Claim: The U.S. must not accept any deal that does not end all Iranian enrichment
Fact: Demanding zero enrichment would derail a deal to secure stringent verification mechanisms. A deal is only as good as its verification mechanisms.
- Verification, not enrichment, is key to ensuring Iran cannot build nuclear weapons. Getting a deal does not mean trusting Iran, it means verifying through stringent inspections.
- The zero-enrichment demand has caused the U.S. to miss major opportunities in the past and bought Iran time to advance their nuclear work. Under the Bush Administration, the U.S. rejected an Iranian proposal that would have limited Iran to 3,000 centrifuges and refused to negotiate while Iran enriched. Now, a decade and countless sanctions later, Iran has 19,000 centrifuges.

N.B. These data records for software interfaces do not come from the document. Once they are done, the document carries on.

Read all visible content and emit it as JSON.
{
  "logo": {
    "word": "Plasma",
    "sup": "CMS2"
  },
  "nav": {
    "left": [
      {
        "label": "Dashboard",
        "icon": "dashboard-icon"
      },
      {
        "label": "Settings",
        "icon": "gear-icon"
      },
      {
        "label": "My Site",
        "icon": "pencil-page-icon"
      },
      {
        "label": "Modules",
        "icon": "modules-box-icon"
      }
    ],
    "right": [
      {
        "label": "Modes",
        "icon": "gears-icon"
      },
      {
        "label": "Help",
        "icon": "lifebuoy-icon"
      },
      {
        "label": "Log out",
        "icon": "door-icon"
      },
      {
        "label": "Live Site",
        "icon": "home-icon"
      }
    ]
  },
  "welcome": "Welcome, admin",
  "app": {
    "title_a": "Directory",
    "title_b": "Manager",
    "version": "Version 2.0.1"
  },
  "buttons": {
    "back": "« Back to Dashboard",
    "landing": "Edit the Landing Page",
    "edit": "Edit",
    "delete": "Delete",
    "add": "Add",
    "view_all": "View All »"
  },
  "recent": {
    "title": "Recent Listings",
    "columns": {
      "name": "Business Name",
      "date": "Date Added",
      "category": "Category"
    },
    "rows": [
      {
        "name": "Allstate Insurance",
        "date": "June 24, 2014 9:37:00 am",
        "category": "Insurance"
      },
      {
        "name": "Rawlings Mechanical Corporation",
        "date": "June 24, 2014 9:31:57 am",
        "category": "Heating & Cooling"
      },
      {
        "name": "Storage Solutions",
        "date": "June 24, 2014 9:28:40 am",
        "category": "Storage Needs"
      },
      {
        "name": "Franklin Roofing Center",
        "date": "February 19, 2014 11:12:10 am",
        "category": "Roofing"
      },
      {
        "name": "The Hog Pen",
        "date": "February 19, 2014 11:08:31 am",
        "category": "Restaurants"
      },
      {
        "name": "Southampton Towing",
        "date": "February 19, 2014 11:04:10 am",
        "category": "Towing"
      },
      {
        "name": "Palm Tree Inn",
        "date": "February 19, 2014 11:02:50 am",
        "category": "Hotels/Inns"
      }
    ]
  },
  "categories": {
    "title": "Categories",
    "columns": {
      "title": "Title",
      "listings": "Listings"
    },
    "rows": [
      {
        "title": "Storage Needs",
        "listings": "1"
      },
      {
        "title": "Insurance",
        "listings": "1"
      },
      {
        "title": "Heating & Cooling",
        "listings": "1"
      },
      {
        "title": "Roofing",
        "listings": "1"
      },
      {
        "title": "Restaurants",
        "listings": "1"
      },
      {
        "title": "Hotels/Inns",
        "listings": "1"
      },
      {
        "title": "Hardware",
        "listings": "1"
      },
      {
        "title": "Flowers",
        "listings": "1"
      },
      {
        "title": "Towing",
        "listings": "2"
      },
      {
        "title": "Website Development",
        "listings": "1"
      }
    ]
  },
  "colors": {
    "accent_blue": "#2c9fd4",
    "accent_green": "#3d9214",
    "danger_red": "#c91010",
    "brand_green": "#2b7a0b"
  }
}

- Iran is not going to give up enrichment, which it perceives as its right under the nonproliferation treaty (five other non-nuclear weapons states enrich uranium on their own soil: Argentina, Brazil, Germany, Japan, and the Netherlands).
- Even if Iran were to surrender enrichment, it would provide zero assurance they would actually follow through. It is critical we secure strong verification measures that ensure Iran cannot work to build nuclear weapons, regardless of whether or not they enrich.
- We can either demand zero enrichment and get nothing or demand stringent inspections and get restrictions on enrichment and verification to ensure Iran cannot cheat.
Claim: Sanctions are what brought us here, more sanctions will help make sure we reach a final deal
Fact: New sanctions would violate the interim deal. We got the interim deal by lifting sanctions, we will only get a final deal by lifting sanctions.
- Sanctions are supposed to be diplomatic leverage. They don’t “work” when they’re imposed, they work when they have been traded in for concessions.
- The U.S. and Iran have been trapped in a vicious cycle of mutual escalation for the past decade. As the U.S. has added to its leverage by escalating sanctions, Iran added to its own leverage by installing centrifuges and escalating its nuclear program. Piling on more sanctions would collapse the interim deal and put us back into the vicious cycle of escalation.
- If the US violates the interim deal with more sanctions, the Iranians would walk and the international community would walk with them; the deal would unravel and the sanctions would unravel without Iran making a single concession.